There are only 2 places (other than Dr’s offices and the hospital) that I know Merton visited in Bardstown: the home of Thompson Willett and Hawk’s.
“It looks pretty run-down, do you think this is it?” Bryan asked. Tell you the truth, I don’t remember ever being at Hawk’s except at night, so I never was really sure what it looked like from the outside, but it was not a "fancy" place when I knew it the 50’s and 60’s. We would call ahead and then go as a big group. It always felt like a “secret” place. Special. And the best food in town.
My guess is that Merton came to know Hawk through his friendship with Thompson Willett, a local Catholic businessman (distillery owner).
On the night that Martin Luther King died, Merton went to the restaurant to be with his local Negro friends, Colonel Hawk and his daughter, Beatrice Rogers. Merton writes in his journal:
“Hawk with his arm around me saying, “This is my BOY, this is my FRIEND.” … I could cry.” (“The Other Side of the Mountain”, p. 78)
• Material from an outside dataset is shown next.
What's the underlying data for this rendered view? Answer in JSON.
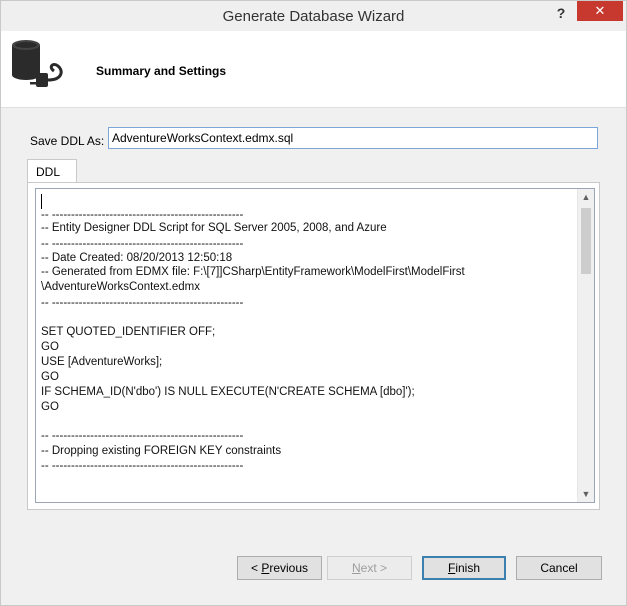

The barriers were removed in the early 1960’s and the restaurant continued to thrive. I am not sure if it is still operational, it’s hard to tell from the photo. The last time I was there was probably in about the mid 1980’s. Colonel Hawk was alive and the walls were decorated with photos of Merton.
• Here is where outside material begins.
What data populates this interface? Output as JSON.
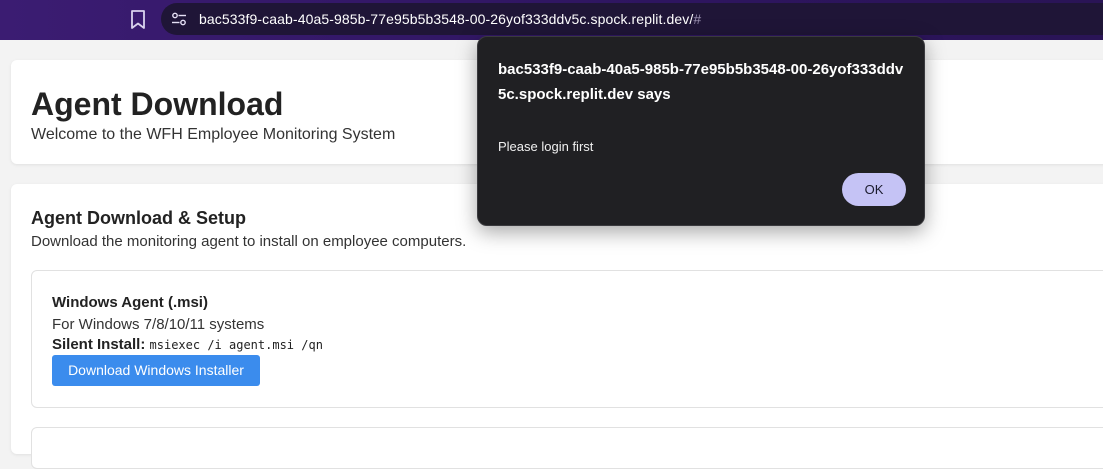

Baptist minister, Will Campbell, claims that he was Merton’s close friend and they would slip away from Gethsemane to “enjoy country music and go to places like Colonel Hawk’s on the backside of Bardstown, Ky., and enjoy lamb fries and illegal whiskey in the back room.”